These variations will become evident from a study of the photographs. Basically all training aircraft were to be finished in overall yellow but the staggering quantities of yellow dope required caused a general shortage and it was sometimes months, if at all, before many aircraft could be repainted. F. dark earth and foliage green with aluminium doped undersurfaces. The seacraft scheme - seldom used - was dark sea grey and dark slate grey on the upper wings and hull with top surfaces of the lower wing dark sea grey and light sea grey.
Because many of these aircraft carried different colour schemes, the matter of aircraft camouflage had become mildly chaotic; consequently by late 1940 some standardization was called for. F. dark earth (a colour approximately two shades darker than its British counterpart) and foliage green with aluminium doped undersurfaces. An attempt to give colour schemes some uniformity was made with the issue of Aircraft General Instructions No. C 11, Issue 3 dated 3rd October 1940 and aircraft were to be brought into compliance with this order after the first convenient thirtyhourly inspection.

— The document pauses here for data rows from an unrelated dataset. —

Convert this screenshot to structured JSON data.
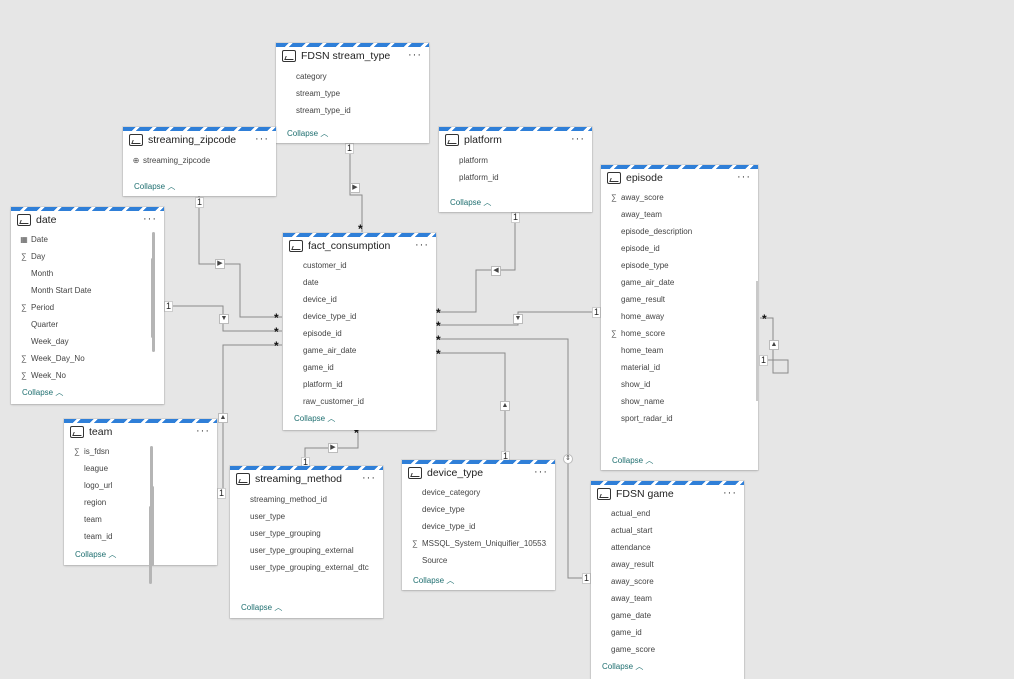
{
  "collapse_label": "Collapse",
  "more_label": "···",
  "cards": {
    "stream_type": {
      "title": "FDSN stream_type",
      "fields": [
        {
          "icon": "",
          "name": "category"
        },
        {
          "icon": "",
          "name": "stream_type"
        },
        {
          "icon": "",
          "name": "stream_type_id"
        }
      ]
    },
    "zipcode": {
      "title": "streaming_zipcode",
      "fields": [
        {
          "icon": "globe-icon",
          "name": "streaming_zipcode"
        }
      ]
    },
    "platform": {
      "title": "platform",
      "fields": [
        {
          "icon": "",
          "name": "platform"
        },
        {
          "icon": "",
          "name": "platform_id"
        }
      ]
    },
    "episode": {
      "title": "episode",
      "fields": [
        {
          "icon": "sigma-icon",
          "name": "away_score"
        },
        {
          "icon": "",
          "name": "away_team"
        },
        {
          "icon": "",
          "name": "episode_description"
        },
        {
          "icon": "",
          "name": "episode_id"
        },
        {
          "icon": "",
          "name": "episode_type"
        },
        {
          "icon": "",
          "name": "game_air_date"
        },
        {
          "icon": "",
          "name": "game_result"
        },
        {
          "icon": "",
          "name": "home_away"
        },
        {
          "icon": "sigma-icon",
          "name": "home_score"
        },
        {
          "icon": "",
          "name": "home_team"
        },
        {
          "icon": "",
          "name": "material_id"
        },
        {
          "icon": "",
          "name": "show_id"
        },
        {
          "icon": "",
          "name": "show_name"
        },
        {
          "icon": "",
          "name": "sport_radar_id"
        }
      ]
    },
    "date": {
      "title": "date",
      "fields": [
        {
          "icon": "calendar-icon",
          "name": "Date"
        },
        {
          "icon": "sigma-icon",
          "name": "Day"
        },
        {
          "icon": "",
          "name": "Month"
        },
        {
          "icon": "",
          "name": "Month Start Date"
        },
        {
          "icon": "sigma-icon",
          "name": "Period"
        },
        {
          "icon": "",
          "name": "Quarter"
        },
        {
          "icon": "",
          "name": "Week_day"
        },
        {
          "icon": "sigma-icon",
          "name": "Week_Day_No"
        },
        {
          "icon": "sigma-icon",
          "name": "Week_No"
        }
      ]
    },
    "fact": {
      "title": "fact_consumption",
      "fields": [
        {
          "icon": "",
          "name": "customer_id"
        },
        {
          "icon": "",
          "name": "date"
        },
        {
          "icon": "",
          "name": "device_id"
        },
        {
          "icon": "",
          "name": "device_type_id"
        },
        {
          "icon": "",
          "name": "episode_id"
        },
        {
          "icon": "",
          "name": "game_air_date"
        },
        {
          "icon": "",
          "name": "game_id"
        },
        {
          "icon": "",
          "name": "platform_id"
        },
        {
          "icon": "",
          "name": "raw_customer_id"
        }
      ]
    },
    "team": {
      "title": "team",
      "fields": [
        {
          "icon": "sigma-icon",
          "name": "is_fdsn"
        },
        {
          "icon": "",
          "name": "league"
        },
        {
          "icon": "",
          "name": "logo_url"
        },
        {
          "icon": "",
          "name": "region"
        },
        {
          "icon": "",
          "name": "team"
        },
        {
          "icon": "",
          "name": "team_id"
        }
      ]
    },
    "streaming_method": {
      "title": "streaming_method",
      "fields": [
        {
          "icon": "",
          "name": "streaming_method_id"
        },
        {
          "icon": "",
          "name": "user_type"
        },
        {
          "icon": "",
          "name": "user_type_grouping"
        },
        {
          "icon": "",
          "name": "user_type_grouping_external"
        },
        {
          "icon": "",
          "name": "user_type_grouping_external_dtc"
        }
      ]
    },
    "device_type": {
      "title": "device_type",
      "fields": [
        {
          "icon": "",
          "name": "device_category"
        },
        {
          "icon": "",
          "name": "device_type"
        },
        {
          "icon": "",
          "name": "device_type_id"
        },
        {
          "icon": "sigma-icon",
          "name": "MSSQL_System_Uniquifier_10553..."
        },
        {
          "icon": "",
          "name": "Source"
        }
      ]
    },
    "game": {
      "title": "FDSN game",
      "fields": [
        {
          "icon": "",
          "name": "actual_end"
        },
        {
          "icon": "",
          "name": "actual_start"
        },
        {
          "icon": "",
          "name": "attendance"
        },
        {
          "icon": "",
          "name": "away_result"
        },
        {
          "icon": "",
          "name": "away_score"
        },
        {
          "icon": "",
          "name": "away_team"
        },
        {
          "icon": "",
          "name": "game_date"
        },
        {
          "icon": "",
          "name": "game_id"
        },
        {
          "icon": "",
          "name": "game_score"
        }
      ]
    }
  },
  "relationship_markers": {
    "one": "1",
    "many": "*"
  }
}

Aircraft and Markings of the R.A.A.F. 1939-1945 by Geoffrey G. Pentland